For a full schedule see this week’s Green Edition pages A6 and A7.

Marilyn and Jim Prince are this year's May Festival Grand Marshals. The couple said they were honored to be selected to take part in this year's festivites.
Marilyn and Jim Prince are this year’s May Festival Grand Marshals. The couple said they were honored to be selected to take part in this year’s festivities. Gary DeVon/staff photo

Princes are May Festival Grand Marshals

Oroville’s May Festival is a real institution in this town, we are of course honored, although I’m not sure we deserve it,” said Jim Prince, about he and his wife Marilyn being chosen as this year’s Grand Marshals. Marilyn also said she felt honored to be chosen.

The Princes are part of a retail family that stretches back in Oroville for over 100 years – there name associated with the grocery and dry good businesses that were opened operated by Jim’s grandparents, father and uncles.

“Dad’s parents arrived here between 1910 and 1912, prior to that they were in Republic and Spokane. His dad’s parents immigrated here from Russia. His mother’s family immigrated from Denmark,” Jim said.

“My grandmother came here from Republic and my grandfather was into trading cattle and furs. Grandmother started a general store about four blocks from Main. There was a lot of agriculture being developed here and she must have heard it was going to be a prosperous area,” he said.

Jim said his father, Ben, had three brothers, Phillip, Meyer and Louie and three sisters, Martha, Anne and Leona. Meyer ran his grandmother’s store in Oroville and in 1933 his father built and opened the store on Main Street in the building that is now the south half of the Pastime Bar & Grill. He added a second story in 1948. Ben also had stores in Molson and Pateros for a time. Ben’s brother Louie had a store in Nespelem and then moved it to Tonasket.

Later, Ben Prince built a store on Ironwood. It was known to people on both sides of the border as “Ben’s.” The Foodliner was built north of Ben’s and now both buildings make up Prince’s Warehouse store.

Ben Prince went to high school in Oroville where he honed his football skills and later attended Gonzaga University and played football in 1916.

“He had turned down a scholarship to Purdue,” said Jim Prince. “He dropped out of college to joined the Navy and while there played nothing but football.”

Jim’s mother was raised in Kittitas where she was Ellensburg Rodeo Queen one year. She graduated from the University of Washington. His parents met in Seattle and were married in 1933. They had two children, Ben Jr. and Jim.

Jim and Marilyn, who is from Oregon, met at in 1958 at Gonzaga University where he was studying business and she was studying education. They married in 1961 and he was in the Army. After getting military training in Virginia they were stationed at Ft. Lewis near Tacoma. He made the rank of Captain and received a commendation metal from the Army.

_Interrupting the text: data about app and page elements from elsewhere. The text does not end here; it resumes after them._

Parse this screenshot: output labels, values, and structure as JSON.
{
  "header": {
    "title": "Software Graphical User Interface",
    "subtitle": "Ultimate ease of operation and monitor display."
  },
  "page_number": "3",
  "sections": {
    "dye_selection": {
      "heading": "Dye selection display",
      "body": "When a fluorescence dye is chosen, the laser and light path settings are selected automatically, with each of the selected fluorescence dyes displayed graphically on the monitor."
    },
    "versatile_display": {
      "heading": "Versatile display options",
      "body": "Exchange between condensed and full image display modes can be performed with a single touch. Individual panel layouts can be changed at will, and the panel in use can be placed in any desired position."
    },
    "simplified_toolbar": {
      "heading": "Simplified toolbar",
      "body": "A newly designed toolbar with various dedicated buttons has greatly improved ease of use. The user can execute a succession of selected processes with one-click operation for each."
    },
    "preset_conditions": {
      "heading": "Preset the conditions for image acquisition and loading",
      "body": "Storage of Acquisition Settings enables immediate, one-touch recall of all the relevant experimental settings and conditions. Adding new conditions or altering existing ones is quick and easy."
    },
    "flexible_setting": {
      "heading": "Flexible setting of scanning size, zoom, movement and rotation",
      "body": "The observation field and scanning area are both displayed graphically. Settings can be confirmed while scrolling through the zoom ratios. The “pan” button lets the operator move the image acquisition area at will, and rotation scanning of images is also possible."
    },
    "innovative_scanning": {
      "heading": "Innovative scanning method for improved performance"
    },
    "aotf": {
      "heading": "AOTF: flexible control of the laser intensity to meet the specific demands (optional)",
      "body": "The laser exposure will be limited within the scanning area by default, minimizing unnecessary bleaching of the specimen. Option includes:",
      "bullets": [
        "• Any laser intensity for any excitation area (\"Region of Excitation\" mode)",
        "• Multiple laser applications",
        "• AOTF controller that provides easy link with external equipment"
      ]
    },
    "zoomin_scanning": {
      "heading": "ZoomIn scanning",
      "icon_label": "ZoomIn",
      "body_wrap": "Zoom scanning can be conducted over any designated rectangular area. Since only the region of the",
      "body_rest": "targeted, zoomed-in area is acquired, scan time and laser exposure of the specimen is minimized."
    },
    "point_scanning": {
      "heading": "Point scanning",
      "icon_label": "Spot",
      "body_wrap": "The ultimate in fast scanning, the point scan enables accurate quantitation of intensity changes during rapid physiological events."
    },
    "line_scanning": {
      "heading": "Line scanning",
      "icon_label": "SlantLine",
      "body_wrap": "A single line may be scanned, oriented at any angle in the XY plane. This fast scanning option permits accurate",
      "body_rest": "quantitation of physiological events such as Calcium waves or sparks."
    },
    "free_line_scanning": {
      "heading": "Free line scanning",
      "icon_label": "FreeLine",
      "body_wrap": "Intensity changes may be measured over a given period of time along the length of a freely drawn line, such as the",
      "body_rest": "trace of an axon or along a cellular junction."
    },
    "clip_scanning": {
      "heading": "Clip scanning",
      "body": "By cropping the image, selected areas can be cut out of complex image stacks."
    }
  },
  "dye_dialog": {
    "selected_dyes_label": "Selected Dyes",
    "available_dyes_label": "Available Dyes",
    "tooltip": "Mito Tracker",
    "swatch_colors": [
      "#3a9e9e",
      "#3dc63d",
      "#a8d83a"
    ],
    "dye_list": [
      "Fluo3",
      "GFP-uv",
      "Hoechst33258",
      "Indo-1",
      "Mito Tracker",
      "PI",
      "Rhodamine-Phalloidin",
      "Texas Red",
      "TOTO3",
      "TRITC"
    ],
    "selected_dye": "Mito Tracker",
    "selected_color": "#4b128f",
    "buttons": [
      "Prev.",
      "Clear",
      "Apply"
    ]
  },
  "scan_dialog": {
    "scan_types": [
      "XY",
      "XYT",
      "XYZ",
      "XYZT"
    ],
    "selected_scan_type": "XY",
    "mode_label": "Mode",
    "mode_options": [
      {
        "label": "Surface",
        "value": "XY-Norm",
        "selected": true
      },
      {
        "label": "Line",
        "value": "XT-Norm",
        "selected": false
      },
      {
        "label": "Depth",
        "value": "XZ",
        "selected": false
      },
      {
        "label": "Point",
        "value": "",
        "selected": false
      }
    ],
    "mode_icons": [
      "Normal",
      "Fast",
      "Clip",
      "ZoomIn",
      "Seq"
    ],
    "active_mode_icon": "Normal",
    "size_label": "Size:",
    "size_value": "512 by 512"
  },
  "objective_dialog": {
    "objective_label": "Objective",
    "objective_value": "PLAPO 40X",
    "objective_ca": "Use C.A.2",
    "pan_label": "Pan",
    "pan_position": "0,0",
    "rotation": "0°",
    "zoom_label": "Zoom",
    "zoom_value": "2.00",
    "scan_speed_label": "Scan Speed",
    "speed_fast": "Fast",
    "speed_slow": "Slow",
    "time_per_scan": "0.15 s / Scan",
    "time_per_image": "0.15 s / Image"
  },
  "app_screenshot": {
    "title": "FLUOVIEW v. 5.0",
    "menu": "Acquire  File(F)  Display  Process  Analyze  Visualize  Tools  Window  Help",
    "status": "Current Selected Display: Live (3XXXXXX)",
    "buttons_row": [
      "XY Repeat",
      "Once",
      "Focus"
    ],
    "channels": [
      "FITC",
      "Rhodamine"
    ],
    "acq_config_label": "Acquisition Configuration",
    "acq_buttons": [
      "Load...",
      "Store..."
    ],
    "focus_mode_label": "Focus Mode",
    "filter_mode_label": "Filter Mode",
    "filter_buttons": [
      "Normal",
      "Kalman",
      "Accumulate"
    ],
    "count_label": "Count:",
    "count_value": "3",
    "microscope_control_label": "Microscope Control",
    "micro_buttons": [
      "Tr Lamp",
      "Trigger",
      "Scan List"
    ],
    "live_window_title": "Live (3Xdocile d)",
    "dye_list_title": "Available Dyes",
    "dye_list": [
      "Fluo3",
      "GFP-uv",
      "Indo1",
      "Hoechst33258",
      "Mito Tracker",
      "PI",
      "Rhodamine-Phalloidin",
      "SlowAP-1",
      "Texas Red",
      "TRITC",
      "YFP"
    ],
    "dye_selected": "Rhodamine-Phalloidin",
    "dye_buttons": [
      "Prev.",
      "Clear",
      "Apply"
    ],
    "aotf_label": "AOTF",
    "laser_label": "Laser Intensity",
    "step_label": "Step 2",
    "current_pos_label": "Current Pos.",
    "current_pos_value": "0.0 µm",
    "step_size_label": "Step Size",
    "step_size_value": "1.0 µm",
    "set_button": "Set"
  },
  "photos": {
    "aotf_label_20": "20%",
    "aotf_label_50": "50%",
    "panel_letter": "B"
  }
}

He decided to come back to Oroville and help his dad with the store and later built the new store on the north end of town. The couple put in many years working at the store, which remained family owned between he and his brother Ben, until they sold first the dry goods and Ace Hardware to Jack and Mary Hughes and then the grocery store to John Akins. They retain ownership of the building, as well as the RV park.

Jim points to Jack Hughes as one of the many employees that made Princes a success.

“We really want to emphasize it was employees like Jack and all the loyal customers over the years that get the credit for making Prince’s what it is,” said Jim.

“We employed whole generations of kids who later went on to college and we had people who worked with us for several decades. It was those people, the employees and the customers,” said Jim.